Shared Scholarship During the Pandemic

by Cameron Katz, 21C History and English Creative Writing
Fox Center Undergraduate Humanities Honors Fellow

Being an undergraduate humanities fellow at the Fox Center has enhanced my experience in the Emory’s honors program. In the fall semester, I felt isolated from other honors students due to the pandemic. While in normal times, I might have run into other students on campus where we could discuss our projects, such encounters were not possible in the era of coronavirus. The spring semester at the Fox Center, however, allowed me to connect with other honors students, not just in the history department, but in other disciplines as well. I loved hearing about my peers’ research, especially in fields that I knew little about. Although we only met once a month, connecting with other undergraduate fellows as well as other members of the Fox Center helped me to feel like I was part of a larger scholarly community even though my entire thesis was written inside my apartment.

The opportunity to present my research to a group of scholars was also very beneficial. My history honors thesis examines the racial implications of Florida’s felony disenfranchisement law – the rule which revokes a person’s right to vote on account of a felony conviction – which was on the books from 1838 to 2018. Because my temporal framework is so large, working to condense it to a short presentation for an audience less familiar with the history really helped me to streamline my main argument, which I think is one of the most challenging aspects of large projects. Hearing feedback about my presentation allowed me to narrow my presentation even further so that I could convey my work in an accessible and informative manner. Later this month, I will be presenting my research at the Richard Macksey National Undergraduate Humanities Symposium so the additional practice at the Fox Center has helped me to prepare. 

I am grateful to the Fox Center for the opportunities it provided to engage with scholarship beyond my discipline, hone my work, and sharpen my presentation skills. As I begin to consider graduate school, I feel lucky to have had a glimpse into the world of the humanistic scholarly inquiry and its community. Thank you very much to Dr. Walter Melion, Keith Anthony, Colette Barlow, and all of the fellows at the Fox Center for their invaluable insight, enthusiasm, and support throughout my fellowship experience.

Cameron Katz is a senior double majoring in History and English Creative Writing. She is currently working on an honors thesis about the history of felony disenfranchisement in Florida, a provision that has prevented incarcerated individuals from exercising their right to vote since 1868. While the achievements of the Civil Rights Movement eventually dismantled other Reconstruction-era voter suppression tactics targeting Black political power, felony disenfranchisement remained. Today, it continues to influence Florida’s electoral process.

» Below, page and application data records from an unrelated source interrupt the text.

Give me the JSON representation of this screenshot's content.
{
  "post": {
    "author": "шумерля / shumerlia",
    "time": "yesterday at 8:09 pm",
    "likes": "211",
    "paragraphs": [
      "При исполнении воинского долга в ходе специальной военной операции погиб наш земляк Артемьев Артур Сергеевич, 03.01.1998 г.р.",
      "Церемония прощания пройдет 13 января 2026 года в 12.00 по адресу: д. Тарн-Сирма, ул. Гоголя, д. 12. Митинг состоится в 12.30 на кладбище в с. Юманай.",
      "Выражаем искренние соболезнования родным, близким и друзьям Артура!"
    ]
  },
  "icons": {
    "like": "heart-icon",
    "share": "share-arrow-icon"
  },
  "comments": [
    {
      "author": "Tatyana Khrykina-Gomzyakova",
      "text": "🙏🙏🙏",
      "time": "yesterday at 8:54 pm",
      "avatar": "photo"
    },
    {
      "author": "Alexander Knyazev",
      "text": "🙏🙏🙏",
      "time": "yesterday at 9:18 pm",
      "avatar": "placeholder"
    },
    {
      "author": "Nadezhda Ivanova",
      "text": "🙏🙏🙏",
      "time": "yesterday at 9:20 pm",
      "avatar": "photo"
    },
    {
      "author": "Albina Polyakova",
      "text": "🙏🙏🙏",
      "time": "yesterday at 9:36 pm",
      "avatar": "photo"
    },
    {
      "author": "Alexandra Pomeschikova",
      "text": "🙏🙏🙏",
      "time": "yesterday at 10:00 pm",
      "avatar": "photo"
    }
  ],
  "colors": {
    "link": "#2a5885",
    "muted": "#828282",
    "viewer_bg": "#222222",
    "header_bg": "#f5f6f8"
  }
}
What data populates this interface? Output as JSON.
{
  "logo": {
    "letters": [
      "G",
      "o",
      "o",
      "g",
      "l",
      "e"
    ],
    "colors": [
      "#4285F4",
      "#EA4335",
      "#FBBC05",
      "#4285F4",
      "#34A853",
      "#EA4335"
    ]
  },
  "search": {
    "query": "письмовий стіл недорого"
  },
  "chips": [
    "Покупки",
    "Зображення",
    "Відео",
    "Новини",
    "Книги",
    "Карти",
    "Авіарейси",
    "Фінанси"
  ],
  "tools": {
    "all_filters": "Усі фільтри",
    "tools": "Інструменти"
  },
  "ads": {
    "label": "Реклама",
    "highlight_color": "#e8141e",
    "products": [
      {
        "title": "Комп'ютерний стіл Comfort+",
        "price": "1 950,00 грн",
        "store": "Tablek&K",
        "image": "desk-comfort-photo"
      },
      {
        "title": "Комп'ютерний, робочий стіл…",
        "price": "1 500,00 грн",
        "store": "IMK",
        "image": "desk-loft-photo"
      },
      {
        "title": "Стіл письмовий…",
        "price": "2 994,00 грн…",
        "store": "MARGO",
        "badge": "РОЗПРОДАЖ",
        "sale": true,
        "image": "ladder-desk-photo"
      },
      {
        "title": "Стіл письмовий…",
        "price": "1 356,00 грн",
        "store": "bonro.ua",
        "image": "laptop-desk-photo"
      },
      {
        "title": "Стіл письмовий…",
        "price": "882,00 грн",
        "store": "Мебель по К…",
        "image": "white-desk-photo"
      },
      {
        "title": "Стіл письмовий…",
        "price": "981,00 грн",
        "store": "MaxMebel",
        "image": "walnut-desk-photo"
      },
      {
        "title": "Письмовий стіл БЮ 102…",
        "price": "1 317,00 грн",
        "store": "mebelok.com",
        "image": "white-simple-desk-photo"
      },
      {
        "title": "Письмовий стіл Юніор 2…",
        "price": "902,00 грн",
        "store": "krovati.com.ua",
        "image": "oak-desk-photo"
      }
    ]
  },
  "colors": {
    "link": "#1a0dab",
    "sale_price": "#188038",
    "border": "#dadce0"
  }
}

Cameron’s thesis argues that the reason for this provision’s persistence is its link to criminality, which allowed legislators to adjust their justifications of felony disenfranchisement to fit the racial climate and national crime discourse of the time.